How you prepare

Food and medications

Before the procedure, discuss with your surgeon what to expect from the surgery. Review your medical history, list any medical conditions you have, and tell the surgeon about any medications, supplements or herbs you're taking.

Your surgeon will recommend that you stop taking certain medications, such as blood thinners or NSAIDs, at least two weeks prior to surgery.

Other precautions

If your procedure requires the removal of only a small amount of fat, the surgery might be done in an office setting. If a large amount of fat needs to be removed — or if you plan to have other procedures done at the same time — the surgery might take place in a hospital followed by an overnight stay. In either case, arrange for someone to drive you home after the procedure.

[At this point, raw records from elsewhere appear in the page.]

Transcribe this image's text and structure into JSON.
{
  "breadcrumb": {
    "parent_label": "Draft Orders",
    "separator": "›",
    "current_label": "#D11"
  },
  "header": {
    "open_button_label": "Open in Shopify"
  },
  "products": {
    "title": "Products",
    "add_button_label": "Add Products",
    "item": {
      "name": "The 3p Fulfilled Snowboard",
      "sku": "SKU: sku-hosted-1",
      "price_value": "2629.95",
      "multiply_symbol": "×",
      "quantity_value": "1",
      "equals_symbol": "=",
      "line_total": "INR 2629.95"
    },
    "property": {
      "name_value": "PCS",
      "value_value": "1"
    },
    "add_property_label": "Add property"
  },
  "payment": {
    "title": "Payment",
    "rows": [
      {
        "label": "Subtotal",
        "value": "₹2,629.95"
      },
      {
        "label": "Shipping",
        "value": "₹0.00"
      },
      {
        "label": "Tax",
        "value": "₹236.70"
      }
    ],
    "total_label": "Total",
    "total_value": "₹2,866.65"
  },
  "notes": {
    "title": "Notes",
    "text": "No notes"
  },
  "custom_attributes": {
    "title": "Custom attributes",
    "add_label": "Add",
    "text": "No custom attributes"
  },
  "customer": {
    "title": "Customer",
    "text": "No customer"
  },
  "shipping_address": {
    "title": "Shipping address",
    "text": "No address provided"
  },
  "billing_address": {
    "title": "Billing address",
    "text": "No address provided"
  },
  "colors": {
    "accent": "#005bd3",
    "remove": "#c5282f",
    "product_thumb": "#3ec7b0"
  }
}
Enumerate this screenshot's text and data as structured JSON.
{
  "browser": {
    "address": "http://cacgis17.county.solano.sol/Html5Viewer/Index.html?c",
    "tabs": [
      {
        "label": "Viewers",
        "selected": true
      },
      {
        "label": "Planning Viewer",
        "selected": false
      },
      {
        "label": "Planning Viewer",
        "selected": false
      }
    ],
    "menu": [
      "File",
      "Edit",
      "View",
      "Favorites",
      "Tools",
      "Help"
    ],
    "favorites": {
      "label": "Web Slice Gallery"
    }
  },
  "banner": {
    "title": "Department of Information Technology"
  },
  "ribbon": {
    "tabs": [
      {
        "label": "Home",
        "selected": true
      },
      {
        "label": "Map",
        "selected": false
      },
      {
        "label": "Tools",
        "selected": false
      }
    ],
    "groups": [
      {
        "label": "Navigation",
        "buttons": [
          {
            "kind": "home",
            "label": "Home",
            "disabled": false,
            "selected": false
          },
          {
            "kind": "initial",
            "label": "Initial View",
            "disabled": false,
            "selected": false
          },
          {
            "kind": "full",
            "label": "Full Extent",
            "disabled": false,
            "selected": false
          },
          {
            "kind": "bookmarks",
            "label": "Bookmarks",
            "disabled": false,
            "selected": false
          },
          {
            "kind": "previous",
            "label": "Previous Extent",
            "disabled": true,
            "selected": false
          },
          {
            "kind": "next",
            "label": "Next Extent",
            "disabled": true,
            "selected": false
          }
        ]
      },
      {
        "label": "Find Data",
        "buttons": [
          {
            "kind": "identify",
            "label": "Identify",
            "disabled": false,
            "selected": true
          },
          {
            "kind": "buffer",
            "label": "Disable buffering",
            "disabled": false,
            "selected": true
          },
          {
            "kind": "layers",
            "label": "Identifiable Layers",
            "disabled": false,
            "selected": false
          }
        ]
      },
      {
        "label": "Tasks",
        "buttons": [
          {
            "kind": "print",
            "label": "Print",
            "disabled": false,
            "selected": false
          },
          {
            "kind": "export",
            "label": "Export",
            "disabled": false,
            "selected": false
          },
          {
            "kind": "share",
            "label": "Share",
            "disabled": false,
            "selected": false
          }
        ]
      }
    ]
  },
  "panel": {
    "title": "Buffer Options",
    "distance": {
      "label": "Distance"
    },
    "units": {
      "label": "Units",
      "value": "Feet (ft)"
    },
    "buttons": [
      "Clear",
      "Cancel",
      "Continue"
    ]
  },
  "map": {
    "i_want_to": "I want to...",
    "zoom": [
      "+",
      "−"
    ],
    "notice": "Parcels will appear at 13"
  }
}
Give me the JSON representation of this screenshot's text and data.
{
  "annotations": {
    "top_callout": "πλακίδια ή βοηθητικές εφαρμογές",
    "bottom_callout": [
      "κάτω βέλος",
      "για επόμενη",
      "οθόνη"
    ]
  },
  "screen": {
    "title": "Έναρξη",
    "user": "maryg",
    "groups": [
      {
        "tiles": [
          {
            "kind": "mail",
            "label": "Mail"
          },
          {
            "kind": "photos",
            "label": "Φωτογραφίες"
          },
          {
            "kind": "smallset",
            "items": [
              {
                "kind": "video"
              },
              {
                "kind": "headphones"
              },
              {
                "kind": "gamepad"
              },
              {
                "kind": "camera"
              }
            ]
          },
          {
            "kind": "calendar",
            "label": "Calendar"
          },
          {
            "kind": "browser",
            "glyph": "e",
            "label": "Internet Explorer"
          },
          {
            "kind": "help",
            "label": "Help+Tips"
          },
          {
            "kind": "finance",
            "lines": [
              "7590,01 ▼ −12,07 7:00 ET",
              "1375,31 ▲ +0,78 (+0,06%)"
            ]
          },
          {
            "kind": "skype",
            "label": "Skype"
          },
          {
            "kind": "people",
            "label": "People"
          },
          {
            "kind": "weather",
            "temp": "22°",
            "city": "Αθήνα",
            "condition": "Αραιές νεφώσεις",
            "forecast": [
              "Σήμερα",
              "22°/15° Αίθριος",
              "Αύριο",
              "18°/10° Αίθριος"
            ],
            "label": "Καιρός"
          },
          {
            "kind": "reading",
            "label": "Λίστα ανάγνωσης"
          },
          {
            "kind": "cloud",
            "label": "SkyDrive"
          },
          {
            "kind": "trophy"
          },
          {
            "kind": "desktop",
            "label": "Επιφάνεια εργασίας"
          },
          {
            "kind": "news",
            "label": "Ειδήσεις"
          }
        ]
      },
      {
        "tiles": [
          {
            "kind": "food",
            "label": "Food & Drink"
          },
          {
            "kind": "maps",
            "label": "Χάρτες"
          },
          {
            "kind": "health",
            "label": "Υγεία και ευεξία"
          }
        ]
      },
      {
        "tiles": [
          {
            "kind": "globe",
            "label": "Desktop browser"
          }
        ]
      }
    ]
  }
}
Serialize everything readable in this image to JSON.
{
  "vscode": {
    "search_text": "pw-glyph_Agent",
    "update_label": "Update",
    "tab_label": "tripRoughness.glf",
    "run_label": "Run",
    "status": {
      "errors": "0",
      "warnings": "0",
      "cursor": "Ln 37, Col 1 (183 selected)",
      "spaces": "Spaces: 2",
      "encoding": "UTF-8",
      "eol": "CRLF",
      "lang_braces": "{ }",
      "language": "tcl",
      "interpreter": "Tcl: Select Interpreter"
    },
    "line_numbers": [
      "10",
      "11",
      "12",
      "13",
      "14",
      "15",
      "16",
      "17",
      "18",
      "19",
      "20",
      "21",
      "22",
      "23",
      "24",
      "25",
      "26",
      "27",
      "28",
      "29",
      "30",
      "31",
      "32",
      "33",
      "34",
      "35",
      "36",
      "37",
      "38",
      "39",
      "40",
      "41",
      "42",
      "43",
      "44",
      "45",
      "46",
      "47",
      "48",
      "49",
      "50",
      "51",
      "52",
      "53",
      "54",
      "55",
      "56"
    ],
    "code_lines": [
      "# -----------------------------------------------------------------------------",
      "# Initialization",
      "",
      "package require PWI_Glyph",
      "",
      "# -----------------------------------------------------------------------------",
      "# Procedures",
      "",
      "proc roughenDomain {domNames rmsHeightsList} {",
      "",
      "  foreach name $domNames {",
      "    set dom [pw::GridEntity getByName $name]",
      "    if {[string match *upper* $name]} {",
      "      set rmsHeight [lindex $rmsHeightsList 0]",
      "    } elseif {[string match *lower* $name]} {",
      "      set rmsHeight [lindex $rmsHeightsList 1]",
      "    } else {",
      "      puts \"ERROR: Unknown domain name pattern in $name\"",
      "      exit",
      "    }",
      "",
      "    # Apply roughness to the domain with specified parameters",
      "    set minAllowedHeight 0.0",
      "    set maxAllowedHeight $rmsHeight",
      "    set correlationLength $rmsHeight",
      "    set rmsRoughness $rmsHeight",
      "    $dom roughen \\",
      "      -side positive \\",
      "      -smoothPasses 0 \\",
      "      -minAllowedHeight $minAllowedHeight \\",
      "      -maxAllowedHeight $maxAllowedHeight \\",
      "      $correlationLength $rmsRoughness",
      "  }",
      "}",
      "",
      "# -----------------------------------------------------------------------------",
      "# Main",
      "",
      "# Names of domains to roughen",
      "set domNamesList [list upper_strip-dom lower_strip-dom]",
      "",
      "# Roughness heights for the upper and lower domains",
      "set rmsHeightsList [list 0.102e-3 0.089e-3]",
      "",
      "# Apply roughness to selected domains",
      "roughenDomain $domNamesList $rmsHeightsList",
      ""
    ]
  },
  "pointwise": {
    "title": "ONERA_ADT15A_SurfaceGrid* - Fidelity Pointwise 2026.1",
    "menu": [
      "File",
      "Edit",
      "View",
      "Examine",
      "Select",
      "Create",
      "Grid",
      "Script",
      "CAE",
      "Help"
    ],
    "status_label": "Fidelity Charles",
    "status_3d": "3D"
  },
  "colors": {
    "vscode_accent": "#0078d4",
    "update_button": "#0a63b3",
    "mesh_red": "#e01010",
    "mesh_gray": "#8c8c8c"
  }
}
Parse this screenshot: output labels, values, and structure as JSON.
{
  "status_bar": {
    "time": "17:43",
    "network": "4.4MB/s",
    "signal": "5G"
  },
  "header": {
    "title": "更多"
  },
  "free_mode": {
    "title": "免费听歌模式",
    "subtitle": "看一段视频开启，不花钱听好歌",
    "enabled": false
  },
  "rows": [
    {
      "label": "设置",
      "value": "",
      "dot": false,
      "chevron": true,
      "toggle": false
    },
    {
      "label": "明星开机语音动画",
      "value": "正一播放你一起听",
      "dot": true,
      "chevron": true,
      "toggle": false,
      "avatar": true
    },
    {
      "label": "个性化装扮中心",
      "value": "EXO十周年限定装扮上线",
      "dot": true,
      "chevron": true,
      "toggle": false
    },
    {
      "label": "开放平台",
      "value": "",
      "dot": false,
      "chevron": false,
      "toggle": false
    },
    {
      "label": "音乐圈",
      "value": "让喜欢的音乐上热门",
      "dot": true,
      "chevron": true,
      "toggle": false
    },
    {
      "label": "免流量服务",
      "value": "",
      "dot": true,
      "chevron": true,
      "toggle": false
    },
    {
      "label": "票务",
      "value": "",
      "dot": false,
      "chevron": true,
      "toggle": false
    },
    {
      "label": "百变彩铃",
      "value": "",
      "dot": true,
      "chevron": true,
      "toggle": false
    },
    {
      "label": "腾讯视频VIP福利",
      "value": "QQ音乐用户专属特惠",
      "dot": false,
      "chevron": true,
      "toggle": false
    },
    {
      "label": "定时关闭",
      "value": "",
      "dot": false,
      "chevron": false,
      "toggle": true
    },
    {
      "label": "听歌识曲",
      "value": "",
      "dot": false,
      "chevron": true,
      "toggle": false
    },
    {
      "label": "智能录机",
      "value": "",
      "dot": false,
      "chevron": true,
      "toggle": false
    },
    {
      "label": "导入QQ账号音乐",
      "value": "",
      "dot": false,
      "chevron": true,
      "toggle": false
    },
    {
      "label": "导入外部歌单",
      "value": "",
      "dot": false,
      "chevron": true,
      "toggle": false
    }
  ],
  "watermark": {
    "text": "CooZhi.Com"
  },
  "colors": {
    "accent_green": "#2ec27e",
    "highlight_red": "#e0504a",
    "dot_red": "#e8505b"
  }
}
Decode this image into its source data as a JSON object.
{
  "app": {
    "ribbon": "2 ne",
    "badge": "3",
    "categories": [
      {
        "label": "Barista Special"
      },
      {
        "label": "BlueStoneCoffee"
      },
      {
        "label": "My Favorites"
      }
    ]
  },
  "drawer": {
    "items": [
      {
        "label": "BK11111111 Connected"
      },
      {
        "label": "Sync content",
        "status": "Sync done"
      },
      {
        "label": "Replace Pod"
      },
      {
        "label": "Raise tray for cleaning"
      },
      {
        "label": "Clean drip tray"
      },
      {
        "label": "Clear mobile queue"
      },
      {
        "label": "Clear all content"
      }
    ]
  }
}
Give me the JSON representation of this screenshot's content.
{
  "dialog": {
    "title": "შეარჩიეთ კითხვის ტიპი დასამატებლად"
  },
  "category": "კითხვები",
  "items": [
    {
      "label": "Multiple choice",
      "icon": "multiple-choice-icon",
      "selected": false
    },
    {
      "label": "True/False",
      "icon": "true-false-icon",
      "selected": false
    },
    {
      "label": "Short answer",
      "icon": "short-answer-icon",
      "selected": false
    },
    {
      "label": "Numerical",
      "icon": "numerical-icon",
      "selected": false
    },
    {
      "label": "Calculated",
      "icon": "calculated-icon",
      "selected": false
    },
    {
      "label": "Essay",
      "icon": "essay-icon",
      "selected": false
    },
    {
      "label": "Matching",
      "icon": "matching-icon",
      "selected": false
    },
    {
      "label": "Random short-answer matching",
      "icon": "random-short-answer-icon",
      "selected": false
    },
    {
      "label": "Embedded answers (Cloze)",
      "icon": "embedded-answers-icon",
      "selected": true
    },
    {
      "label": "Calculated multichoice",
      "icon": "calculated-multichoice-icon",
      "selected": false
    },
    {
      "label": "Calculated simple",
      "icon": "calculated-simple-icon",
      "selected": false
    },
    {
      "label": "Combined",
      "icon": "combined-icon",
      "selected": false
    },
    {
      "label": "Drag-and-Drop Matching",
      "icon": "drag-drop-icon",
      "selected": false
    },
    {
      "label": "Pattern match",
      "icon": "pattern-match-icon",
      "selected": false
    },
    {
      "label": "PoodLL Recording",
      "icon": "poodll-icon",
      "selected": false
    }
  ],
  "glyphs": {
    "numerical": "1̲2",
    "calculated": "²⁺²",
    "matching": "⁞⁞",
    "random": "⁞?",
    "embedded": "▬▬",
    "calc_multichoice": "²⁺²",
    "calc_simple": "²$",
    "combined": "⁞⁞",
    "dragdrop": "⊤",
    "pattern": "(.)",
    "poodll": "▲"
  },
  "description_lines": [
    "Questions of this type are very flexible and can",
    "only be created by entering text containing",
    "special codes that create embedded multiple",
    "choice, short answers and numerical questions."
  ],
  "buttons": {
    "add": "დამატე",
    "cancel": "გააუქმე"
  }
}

Nov. 29, 2016
References
  1. Robinson JK, et al. Liposuction. In: Surgery of the Skin. 3rd ed. Philadelphia, Pa.: Elsevier; 2015. http://www.clinicalkey.com. Accessed Feb. 8, 2016.
  2. Liposuction. American Society of Plastic Surgeons. http://www.plasticsurgery.org/cosmetic-procedures/liposuction.html. Accessed Feb. 8, 2016.
  3. Neligan PC. Liposuction. In: Plastic Surgery. 3rd ed. Philadelphia, Pa.: Elsevier; 2013. http://www.clinicalkey.com. Accessed Feb. 8, 2016.
  4. Liposuction information. U.S. Food and Drug Administration. http://www.fda.gov/MedicalDevices/ProductsandMedicalProcedures/SurgeryandLifeSupport/ucm070170.htm. Accessed Feb. 8, 2016.
  5. Do's and don'ts for liposuction. American Society for Dermatologic Surgery. https://www.asds.net/_ConsumerPage.aspx?id=720. Accessed Feb. 8, 2016.
  6. Neligan PC. Patient safety in plastic surgery. In: Plastic Surgery. 3rd ed. Philadelphia, Pa.: Elsevier; 2013. http://www.clinicalkey.com. Accessed Feb. 8, 2016.
  7. What can I expect before, during, and after liposuction? U.S. Food and Drug Administration. http://www.fda.gov/MedicalDevices/ProductsandMedicalProcedures/SurgeryandLifeSupport/Liposuction/ucm256146.htm. Accessed Feb. 8, 2016.